A good gelateria follows seasonal pattern of fruits. Some wonderful words to learn here: fragola (strawberry), melone (melon), lampone (raspberry), frutti di bosco (mixed berries), anguria or cocomero (watermelon), arancia (orange), pesca (peach), ciliegia (cherry), fico (fig).
Limone (lemon) is usually year-round and almost a category on its own, with an amazing ability to bring down your temperature and a good measure of the quality of the gelateria.
Semi-freddo and others
This is your section with flavours like Tiramisu or Zuppa Inglese (trifle) which are more like semi-frozen puddingy desserts, not quite ice-cream. Nice if you’re hungry as well as hot.
Some interesting colours are produced from sesame (sesame side gelato, which is gray/purple and considered healthy), liquirizia (licorice, green/brown, let me know if you try it), and a friend swears he once had tabacco (tobacco).
You can also find flavours like riso (rice) and cheese-flavoured gelato like mascarpone, or my current favourite which is ricotta e fichi (ricotta and fig).
Gluten-free and Vegan
Many fruit flavours actually have dairy in them (you can tell by how much the colours of each fruit seem more fruity or more creamy). But more and more gelaterie offer gluten-free or vegan flavours and will usually advertise them. Or you can just ask.
And the best gelato in Florence?
Gelato is good all over Italy though Florence (luckily for us) is considered one of the top spots.

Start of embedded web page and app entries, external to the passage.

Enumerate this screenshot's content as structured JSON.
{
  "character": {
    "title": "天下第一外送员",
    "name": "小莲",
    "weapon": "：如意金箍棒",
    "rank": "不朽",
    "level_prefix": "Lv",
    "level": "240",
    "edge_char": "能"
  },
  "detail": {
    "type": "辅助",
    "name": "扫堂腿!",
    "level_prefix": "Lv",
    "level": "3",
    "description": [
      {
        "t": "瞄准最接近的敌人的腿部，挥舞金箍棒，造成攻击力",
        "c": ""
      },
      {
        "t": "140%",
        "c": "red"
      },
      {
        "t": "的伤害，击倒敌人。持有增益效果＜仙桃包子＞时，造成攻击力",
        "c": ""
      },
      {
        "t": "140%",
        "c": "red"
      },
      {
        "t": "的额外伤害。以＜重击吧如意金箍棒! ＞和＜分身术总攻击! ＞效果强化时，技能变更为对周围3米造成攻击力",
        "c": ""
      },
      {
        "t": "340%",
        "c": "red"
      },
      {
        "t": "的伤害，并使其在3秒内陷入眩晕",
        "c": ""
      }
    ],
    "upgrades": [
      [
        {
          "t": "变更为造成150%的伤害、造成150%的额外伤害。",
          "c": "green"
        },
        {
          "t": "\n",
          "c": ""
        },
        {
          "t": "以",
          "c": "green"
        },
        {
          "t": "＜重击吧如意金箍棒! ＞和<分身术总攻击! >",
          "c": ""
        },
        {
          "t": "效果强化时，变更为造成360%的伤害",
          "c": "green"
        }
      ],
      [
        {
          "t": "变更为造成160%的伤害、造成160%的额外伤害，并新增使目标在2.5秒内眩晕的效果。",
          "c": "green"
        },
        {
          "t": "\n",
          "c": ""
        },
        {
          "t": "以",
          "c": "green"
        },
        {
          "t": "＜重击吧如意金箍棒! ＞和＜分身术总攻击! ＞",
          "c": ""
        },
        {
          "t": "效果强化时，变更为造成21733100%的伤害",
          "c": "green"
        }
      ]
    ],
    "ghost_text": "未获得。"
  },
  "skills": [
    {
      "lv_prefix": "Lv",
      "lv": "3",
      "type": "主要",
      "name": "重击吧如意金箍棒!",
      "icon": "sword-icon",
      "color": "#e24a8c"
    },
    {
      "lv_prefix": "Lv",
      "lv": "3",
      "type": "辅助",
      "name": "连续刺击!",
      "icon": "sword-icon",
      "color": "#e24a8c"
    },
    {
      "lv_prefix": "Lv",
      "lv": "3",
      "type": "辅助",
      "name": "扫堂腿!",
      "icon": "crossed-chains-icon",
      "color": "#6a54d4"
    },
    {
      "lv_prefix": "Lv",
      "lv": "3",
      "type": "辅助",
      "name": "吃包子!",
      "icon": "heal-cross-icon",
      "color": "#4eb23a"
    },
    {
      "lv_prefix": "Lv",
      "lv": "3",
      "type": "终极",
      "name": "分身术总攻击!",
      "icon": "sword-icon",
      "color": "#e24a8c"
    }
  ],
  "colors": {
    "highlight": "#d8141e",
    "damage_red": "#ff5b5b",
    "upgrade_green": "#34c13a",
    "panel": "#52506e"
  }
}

This wasn’t meant to be a guide, but how can I not make a few suggestions?
Downtown the perennial favourites which you’ll find in many guides are Vivoli, Carabè, Perche Nò and La Carraia. I quite like the big multinationals Grom and Venchi, though I prefer the former as they’re all about freshness and have a great location beside the Duomo. Near San Marco there’s the nice Sicilian place Arà è Sicilia that does amazing granitas and on the other side of town at the bottom gate of the Boboli Gardens, at Porta Romana, there’s the friendly and health-conscious Gelateria Yoguteria Porta Romana. But in our house, the favourite by far, even if I find them a little snooty, is Badiani – close to the football stadium and well-off the tourist track but buzzing with well-heeled locals and flat-footed football fans long into the evening. My preferred option for friendliness is further back along the road to the centre, Cavini’s – cheap and fresh and friendly. (In Fiesole I previously recommended Ferro Battuto but as of June 2017 it has not reopened. Best to stick with Le Cure for a gelato nearby.)
How to order like a local
Similar to the art of ordering at a busy cafe, it’s an education to observe how the regulars procure their scoop of the day. Here’s how:
After greeting a few people in the door you drop your coins of exact change in the cashier’s bowl and wander over to the display. You probably already want the same thing you’ve had the last couple of weeks – and many people go for just one flavour in their cup – but maybe you go for something new. You catch the eye of the next server who scoops up your choice in 10 seconds, you’re out the door, hovering to eat it while you chat to another regular. And you’re gone, back to work or your shopping errands or your car, in less than 4 minutes. Or if this is evening-passeggiata time you might linger to chat for another hour. Just play it by ear.
Some other links:
More on gelato in Florence from Emiko Davies
A little history
More on flavours
Wash your Language is a blog about real life and language, by an Irish-Canadian exploring the change in pace in Italy after years in Norway. I offer web copyediting and proofreading as well as translation from Norwegian to English and Italian to English. Read more.